## Exercise description
Your answer should be the complete data, copied exactly.

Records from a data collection
⟨
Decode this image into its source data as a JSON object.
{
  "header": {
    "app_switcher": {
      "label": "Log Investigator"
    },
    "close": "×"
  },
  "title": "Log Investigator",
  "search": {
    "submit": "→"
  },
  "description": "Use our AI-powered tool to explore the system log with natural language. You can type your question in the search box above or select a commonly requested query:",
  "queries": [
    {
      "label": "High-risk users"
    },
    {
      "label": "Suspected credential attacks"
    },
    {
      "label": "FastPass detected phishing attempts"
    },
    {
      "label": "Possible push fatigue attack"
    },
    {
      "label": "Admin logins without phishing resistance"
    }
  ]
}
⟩
## Result of the task
Decode this image into its source data as a JSON object.
{
  "header": {
    "app_switcher": {
      "label": "Log Investigator"
    },
    "close": "×"
  },
  "title": "Log Investigator",
  "search": {
    "submit": "→"
  },
  "description": "Use our AI-powered tool to explore the system log with natural language. You can type your question in the search box above or select a commonly requested query:",
  "queries": [
    {
      "label": "High-risk users"
    },
    {
      "label": "Suspected credential attacks"
    },
    {
      "label": "FastPass detected phishing attempts"
    },
    {
      "label": "Possible push fatigue attack"
    },
    {
      "label": "Admin logins without phishing resistance"
    }
  ]
}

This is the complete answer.